= Beginning of Section =
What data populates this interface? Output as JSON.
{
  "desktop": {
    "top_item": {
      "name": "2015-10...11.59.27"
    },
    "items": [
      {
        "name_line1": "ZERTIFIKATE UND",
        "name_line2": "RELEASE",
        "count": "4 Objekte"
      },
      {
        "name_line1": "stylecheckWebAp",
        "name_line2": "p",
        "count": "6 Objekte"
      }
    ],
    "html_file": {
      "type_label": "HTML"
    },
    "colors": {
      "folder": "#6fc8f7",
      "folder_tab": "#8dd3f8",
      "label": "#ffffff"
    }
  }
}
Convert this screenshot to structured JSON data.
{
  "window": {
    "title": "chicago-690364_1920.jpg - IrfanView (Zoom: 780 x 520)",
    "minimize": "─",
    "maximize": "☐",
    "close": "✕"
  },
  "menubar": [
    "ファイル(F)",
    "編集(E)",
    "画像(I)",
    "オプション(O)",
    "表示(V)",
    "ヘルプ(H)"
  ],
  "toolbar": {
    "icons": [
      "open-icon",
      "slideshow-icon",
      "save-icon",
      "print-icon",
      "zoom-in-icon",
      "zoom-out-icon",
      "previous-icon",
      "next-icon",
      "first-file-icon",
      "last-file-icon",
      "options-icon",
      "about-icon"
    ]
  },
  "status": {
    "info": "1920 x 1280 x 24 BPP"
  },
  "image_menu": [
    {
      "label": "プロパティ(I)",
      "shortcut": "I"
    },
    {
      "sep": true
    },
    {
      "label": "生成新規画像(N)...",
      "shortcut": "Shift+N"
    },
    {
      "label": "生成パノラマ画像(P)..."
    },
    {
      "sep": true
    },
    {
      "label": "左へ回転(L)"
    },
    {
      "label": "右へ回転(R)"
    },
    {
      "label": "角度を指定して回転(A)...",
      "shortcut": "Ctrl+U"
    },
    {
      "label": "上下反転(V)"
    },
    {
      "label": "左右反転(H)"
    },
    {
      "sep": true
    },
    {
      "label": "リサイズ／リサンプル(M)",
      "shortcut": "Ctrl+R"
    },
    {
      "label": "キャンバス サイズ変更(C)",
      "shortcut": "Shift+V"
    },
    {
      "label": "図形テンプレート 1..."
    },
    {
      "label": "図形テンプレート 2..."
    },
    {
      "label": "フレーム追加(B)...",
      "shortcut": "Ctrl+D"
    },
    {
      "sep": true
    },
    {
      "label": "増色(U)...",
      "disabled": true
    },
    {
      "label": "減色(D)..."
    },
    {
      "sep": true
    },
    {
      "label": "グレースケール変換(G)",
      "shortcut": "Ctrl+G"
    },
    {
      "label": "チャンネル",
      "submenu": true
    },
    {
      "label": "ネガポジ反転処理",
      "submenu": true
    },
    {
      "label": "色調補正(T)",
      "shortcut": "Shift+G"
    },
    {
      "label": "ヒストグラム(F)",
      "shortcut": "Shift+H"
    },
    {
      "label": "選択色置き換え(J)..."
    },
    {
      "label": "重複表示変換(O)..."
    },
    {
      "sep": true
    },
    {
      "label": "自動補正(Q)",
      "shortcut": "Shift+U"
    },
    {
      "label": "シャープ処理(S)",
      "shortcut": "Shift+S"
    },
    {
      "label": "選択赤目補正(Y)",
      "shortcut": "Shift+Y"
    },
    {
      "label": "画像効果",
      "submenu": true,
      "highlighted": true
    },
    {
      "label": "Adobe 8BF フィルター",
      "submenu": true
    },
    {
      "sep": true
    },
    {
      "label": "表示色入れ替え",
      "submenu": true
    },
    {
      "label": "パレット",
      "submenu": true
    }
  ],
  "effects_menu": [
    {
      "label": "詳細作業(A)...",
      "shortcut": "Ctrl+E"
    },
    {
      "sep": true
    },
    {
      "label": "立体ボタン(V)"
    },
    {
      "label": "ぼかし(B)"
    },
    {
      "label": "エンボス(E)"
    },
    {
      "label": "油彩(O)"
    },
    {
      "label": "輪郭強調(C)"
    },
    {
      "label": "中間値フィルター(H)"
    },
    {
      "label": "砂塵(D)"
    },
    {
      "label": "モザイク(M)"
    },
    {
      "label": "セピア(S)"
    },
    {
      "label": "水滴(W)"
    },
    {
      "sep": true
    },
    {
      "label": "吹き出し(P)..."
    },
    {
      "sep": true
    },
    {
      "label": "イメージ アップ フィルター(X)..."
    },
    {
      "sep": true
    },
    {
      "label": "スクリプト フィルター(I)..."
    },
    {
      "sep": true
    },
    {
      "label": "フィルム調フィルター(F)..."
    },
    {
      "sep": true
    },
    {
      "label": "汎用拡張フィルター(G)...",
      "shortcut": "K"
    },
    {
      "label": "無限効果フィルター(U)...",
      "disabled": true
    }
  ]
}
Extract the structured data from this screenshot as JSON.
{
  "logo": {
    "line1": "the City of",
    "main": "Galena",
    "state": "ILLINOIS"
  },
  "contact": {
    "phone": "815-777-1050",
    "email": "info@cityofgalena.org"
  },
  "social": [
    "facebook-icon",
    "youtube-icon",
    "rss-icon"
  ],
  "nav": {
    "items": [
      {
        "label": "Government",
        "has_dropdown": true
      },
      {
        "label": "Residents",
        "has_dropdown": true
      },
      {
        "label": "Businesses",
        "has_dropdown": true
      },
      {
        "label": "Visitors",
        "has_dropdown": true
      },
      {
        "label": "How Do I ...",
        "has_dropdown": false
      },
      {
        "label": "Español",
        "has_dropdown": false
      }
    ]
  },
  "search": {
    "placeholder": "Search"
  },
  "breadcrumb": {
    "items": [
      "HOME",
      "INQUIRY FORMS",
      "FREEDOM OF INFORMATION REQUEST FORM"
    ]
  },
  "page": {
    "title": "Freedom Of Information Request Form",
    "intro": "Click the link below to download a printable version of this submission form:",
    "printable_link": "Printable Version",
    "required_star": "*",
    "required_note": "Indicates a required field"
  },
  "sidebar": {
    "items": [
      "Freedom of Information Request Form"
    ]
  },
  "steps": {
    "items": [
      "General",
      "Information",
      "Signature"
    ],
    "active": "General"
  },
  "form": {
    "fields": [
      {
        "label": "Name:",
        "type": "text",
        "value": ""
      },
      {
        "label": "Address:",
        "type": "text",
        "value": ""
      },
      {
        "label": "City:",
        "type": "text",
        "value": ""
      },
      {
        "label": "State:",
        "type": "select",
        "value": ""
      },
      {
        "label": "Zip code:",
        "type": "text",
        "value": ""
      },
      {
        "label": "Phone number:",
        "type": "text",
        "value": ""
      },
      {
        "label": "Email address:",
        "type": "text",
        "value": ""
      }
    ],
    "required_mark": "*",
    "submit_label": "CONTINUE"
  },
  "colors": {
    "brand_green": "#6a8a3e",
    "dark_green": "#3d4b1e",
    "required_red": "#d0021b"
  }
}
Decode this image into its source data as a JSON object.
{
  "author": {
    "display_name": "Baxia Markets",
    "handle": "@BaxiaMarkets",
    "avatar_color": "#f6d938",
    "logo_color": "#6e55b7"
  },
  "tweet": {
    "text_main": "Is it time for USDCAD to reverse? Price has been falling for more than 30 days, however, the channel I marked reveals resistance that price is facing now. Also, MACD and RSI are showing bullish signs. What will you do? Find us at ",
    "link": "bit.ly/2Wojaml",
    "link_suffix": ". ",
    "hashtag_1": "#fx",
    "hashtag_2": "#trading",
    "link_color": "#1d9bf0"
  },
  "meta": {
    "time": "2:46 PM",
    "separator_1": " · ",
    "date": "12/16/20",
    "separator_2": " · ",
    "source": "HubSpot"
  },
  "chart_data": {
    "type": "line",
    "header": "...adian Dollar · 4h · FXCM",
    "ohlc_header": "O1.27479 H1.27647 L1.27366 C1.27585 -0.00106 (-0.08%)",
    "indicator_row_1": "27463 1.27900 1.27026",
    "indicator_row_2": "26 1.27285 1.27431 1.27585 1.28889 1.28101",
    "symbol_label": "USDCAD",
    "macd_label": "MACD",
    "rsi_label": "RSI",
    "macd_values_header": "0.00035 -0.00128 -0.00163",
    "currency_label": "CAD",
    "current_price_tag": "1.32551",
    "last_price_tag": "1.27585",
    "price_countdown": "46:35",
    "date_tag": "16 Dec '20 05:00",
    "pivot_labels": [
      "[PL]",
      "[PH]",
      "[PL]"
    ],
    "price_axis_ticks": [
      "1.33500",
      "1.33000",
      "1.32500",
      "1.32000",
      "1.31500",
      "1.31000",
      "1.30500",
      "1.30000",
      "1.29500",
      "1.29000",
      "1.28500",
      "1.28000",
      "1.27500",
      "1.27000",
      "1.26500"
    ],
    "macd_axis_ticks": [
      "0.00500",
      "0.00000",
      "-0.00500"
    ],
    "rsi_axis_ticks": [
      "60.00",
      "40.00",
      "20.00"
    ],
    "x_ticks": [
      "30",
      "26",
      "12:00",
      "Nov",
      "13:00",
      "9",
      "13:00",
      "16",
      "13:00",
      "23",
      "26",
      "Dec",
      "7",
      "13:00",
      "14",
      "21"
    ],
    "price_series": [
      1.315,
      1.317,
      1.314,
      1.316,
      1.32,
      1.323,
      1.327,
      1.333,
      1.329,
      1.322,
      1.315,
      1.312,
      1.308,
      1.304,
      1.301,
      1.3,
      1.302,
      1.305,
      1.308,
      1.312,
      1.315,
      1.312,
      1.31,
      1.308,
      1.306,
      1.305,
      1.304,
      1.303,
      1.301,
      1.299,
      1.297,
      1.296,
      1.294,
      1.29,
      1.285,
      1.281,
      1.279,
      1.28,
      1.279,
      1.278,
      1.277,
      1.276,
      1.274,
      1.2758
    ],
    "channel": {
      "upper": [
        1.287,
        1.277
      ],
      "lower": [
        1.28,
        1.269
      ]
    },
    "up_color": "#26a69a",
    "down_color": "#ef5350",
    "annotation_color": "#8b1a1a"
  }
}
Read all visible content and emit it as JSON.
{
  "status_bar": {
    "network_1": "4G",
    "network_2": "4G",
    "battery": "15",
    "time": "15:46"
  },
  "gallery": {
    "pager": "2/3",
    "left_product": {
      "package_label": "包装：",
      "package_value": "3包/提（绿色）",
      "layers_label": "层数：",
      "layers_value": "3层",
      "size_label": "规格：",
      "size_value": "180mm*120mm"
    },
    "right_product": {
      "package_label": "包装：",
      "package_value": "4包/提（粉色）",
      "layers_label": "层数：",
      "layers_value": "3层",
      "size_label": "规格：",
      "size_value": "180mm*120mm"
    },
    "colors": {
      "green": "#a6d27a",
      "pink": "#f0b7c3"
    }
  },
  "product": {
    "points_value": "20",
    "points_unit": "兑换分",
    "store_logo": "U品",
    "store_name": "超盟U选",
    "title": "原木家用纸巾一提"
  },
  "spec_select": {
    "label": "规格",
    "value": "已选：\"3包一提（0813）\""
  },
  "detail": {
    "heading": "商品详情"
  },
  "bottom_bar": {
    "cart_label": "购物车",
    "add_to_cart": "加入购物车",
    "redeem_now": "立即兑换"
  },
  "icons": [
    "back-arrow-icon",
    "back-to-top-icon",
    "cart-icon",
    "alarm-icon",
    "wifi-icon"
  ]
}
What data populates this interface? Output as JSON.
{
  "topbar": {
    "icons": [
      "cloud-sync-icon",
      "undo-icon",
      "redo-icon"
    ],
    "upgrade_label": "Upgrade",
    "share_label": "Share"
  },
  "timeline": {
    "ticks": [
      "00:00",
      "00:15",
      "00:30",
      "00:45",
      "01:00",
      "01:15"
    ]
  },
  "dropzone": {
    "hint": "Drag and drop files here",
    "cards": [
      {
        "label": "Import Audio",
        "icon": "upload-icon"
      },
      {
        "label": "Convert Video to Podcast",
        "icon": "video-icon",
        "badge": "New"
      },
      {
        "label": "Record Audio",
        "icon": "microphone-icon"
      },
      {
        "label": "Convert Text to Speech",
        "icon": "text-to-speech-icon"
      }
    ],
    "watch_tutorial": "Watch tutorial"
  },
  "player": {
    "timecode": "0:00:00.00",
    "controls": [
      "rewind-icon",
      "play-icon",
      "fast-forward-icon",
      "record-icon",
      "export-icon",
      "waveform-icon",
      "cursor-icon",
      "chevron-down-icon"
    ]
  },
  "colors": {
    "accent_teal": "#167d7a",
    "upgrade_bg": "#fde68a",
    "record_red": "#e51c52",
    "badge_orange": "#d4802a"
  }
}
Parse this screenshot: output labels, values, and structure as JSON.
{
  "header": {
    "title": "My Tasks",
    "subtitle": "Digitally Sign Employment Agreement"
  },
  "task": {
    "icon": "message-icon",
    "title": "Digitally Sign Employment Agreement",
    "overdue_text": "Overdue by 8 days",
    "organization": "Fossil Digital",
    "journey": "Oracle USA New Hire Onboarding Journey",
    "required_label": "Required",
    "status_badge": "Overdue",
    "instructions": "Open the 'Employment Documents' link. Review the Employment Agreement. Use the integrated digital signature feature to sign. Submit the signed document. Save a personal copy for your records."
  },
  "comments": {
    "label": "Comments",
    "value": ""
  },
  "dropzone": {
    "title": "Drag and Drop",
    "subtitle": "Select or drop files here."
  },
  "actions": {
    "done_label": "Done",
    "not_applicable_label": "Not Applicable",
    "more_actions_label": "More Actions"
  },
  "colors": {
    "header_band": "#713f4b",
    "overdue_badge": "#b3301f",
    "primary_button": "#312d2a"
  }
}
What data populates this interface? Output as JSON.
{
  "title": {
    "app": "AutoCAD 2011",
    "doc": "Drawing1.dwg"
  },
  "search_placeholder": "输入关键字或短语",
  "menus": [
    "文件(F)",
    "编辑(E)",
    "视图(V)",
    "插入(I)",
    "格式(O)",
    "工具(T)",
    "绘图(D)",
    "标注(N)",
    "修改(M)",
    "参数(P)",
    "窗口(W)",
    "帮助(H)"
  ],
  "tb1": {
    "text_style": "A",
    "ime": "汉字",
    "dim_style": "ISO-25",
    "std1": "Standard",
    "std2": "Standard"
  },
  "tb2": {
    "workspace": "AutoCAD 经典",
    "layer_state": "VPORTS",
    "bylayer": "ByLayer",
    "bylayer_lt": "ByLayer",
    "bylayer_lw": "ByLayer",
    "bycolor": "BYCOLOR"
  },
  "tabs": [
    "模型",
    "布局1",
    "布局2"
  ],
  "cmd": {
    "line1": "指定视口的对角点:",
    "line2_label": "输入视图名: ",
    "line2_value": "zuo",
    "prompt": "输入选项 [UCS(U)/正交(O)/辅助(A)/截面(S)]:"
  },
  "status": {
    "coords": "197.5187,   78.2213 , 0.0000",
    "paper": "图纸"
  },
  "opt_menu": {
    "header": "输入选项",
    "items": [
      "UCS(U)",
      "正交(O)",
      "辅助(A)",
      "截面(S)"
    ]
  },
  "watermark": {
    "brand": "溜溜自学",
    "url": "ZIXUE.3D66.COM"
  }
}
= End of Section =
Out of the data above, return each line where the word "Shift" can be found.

      "shortcut": "Shift+N"
      "shortcut": "Shift+V"
      "shortcut": "Shift+G"
      "shortcut": "Shift+H"
      "shortcut": "Shift+U"
      "shortcut": "Shift+S"
      "shortcut": "Shift+Y"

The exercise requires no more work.